An environmental re-set - reducing milk production when demand is growing - added to the well-documented increasing inflationary pressure on dairy farmers, and a turbulent time may be in store for the milk market in Great Britain (GB), according to dairy consultancy agency, Kite Consulting.

“Commodity dairy production relies on increasing productivity at a local and global level to dilute inflation,” said John Allen from Kite Consulting.

“This has led to the real terms reduction in costs relative to other parts of the economy over the last 30 years, and globalisation in the 21st century accelerated this process.

"In the UK, the effect on a two-litre carton of milk means it is more than 25% cheaper than it was in 2000.”

Demand for dairy world-wide has been growing by 2.1% per annum for the past 10 years, according to Kite, and is set to continue, especially in developing economies.

However, we are now seeing supply slowed, or stunted, and the imposition of new compliance measures in key exporting nations, according to the agency.

Government policies in New Zealand and the EU - both major dairy production areas - are already imposing direct restrictions on the ability of dairy farmers to increase productivity, the agency said.

“In New Zealand, no new land can be converted to dairy; nitrogen applications are restricted to 190kg/ha; and a carbon tax is promised within five years,” said Allen.

“The Netherlands is a key example of the direction of travel in the EU, with €24 billion allocated to paying farmers to leave the livestock sector.

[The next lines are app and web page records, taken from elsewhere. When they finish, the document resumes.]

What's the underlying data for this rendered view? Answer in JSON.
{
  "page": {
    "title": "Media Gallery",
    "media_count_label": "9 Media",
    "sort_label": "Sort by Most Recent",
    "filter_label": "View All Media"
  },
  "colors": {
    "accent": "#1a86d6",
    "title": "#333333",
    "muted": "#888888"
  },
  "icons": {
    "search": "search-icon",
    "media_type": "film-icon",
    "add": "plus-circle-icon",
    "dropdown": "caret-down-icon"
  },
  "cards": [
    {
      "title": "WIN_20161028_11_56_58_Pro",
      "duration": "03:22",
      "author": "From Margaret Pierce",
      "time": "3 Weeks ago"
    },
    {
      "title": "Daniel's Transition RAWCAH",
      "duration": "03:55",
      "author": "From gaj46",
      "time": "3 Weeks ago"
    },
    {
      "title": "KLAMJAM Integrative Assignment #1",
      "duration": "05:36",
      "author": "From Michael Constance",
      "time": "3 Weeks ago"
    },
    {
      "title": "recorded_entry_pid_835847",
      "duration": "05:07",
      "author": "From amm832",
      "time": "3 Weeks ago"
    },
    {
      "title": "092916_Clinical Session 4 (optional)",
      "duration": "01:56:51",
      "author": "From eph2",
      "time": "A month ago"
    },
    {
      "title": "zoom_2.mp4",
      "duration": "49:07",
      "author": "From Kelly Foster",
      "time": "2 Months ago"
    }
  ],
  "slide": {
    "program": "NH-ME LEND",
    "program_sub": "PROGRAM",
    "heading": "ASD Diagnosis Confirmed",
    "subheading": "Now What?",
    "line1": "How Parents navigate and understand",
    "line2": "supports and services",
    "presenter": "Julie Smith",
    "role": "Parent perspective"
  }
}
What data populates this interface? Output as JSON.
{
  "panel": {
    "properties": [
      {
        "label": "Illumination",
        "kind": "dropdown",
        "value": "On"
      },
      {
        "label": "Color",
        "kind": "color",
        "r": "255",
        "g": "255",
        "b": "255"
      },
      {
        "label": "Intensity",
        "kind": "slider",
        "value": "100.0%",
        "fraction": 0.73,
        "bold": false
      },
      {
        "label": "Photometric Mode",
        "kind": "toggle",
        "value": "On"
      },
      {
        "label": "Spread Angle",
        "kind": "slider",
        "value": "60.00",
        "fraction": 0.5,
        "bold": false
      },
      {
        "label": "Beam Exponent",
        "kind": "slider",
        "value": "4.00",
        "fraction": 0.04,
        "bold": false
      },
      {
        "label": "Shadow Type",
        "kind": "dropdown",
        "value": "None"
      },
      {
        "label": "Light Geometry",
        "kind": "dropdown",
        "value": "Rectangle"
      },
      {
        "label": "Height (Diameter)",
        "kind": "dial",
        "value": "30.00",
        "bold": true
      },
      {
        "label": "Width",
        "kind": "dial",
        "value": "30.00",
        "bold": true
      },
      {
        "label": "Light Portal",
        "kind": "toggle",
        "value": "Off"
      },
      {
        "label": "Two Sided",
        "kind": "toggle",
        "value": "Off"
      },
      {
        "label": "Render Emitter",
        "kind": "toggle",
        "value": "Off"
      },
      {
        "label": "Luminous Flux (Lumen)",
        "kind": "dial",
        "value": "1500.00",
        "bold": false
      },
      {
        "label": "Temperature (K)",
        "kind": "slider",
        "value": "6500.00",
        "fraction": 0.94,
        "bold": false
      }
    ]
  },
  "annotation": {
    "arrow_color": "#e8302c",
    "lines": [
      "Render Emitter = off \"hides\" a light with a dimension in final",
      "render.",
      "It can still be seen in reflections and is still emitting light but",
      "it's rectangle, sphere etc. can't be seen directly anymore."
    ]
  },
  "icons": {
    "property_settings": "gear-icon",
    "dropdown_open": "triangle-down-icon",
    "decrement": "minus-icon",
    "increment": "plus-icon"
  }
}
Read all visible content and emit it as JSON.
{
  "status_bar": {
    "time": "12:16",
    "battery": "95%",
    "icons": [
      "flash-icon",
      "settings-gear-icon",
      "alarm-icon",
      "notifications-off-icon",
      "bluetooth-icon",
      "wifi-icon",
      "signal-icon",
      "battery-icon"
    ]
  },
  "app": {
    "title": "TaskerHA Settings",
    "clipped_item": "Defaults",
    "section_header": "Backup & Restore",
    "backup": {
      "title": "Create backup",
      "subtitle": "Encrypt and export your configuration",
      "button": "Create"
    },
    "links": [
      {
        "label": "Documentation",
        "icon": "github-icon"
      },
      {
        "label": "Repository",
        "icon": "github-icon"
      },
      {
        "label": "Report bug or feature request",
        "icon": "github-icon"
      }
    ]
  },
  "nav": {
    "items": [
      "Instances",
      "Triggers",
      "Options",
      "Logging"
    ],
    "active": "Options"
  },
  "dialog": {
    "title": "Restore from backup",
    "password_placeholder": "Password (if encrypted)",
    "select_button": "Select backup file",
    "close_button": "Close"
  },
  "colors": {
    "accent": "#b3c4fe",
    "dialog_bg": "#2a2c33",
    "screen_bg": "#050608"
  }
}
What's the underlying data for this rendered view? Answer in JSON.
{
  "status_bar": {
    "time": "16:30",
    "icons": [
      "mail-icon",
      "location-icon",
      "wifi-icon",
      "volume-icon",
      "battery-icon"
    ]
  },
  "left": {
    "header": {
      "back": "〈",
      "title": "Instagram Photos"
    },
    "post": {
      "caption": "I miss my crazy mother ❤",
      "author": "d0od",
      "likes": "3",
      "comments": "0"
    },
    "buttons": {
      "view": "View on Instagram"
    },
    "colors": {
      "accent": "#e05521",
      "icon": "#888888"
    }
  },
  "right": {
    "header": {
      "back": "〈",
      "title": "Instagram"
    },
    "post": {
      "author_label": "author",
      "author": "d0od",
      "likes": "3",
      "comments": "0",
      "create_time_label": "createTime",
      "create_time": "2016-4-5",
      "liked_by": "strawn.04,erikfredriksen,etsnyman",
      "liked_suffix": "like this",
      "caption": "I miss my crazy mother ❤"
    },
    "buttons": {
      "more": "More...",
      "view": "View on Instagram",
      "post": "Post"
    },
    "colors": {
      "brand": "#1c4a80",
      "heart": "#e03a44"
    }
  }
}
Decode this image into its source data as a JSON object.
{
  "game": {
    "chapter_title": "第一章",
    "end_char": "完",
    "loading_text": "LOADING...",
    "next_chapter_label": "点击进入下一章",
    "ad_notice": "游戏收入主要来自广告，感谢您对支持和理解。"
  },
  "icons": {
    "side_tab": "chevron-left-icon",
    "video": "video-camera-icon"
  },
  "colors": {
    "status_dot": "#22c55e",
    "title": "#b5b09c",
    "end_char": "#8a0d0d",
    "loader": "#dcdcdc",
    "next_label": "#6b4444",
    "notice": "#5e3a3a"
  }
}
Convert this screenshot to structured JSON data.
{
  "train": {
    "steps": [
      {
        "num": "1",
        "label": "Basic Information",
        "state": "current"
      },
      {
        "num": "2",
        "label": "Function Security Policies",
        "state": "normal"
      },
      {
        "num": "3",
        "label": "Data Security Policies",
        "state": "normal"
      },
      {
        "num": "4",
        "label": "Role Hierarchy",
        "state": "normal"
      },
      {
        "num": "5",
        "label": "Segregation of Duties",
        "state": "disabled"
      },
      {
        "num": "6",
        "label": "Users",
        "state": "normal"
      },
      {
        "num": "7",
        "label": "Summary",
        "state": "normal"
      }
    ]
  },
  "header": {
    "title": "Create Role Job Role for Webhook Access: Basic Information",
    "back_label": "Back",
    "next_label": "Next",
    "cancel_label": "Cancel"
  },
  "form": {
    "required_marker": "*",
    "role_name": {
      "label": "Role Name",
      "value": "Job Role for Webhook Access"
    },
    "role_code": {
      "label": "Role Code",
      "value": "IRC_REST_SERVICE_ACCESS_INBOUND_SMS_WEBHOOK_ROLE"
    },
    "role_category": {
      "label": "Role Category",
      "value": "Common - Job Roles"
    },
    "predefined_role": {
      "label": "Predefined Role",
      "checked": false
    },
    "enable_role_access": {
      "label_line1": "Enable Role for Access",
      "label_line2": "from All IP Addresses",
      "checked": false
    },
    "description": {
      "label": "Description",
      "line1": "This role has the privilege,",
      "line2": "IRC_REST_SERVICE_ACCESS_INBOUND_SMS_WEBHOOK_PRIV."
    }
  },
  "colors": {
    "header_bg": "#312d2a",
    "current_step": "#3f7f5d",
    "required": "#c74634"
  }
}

Dutch milk production is already down by 4% in the current year.

If New Zealand and other exporting nations cannot produce new product to satisfy the increasing global demand then inevitably this will lead to rising prices for dairy alongside the rising costs," he said.

The world milk price indicator, IFCN, is already indicating world prices are over $51 per 100kg - 39p/L energy-corrected milk (ECM) - and commentators are expecting this could be exceeded.

"Our latest analysis shows cost inflation of 24% in the break-even milk price over the two years to March 2023. With figures like these, and competition for product, relationships along the supply chain will be tested,” Allen added.

Retailers will not want to pass on increases to consumers this spring but need to be careful about their relationships with processors. Export markets are strong and far better prices can be secured; there will be stiff competition for milk so processors supplying retailers will be competing for milk supply which could migrate away from those supply chains.

“Some will judge this to be a short-term blip in market prices so expect service as normal to resume later this year or in 2023. But, given the environmental cost re-set, then it does not appear we will go back to past price levels for dairy.

“There will be some stress along dairy supply chains, especially where liquid milk has been used as a loss-leader for a generation. Perhaps the real value of having fresh milk every day of the year will have to be re-assessed?” he added.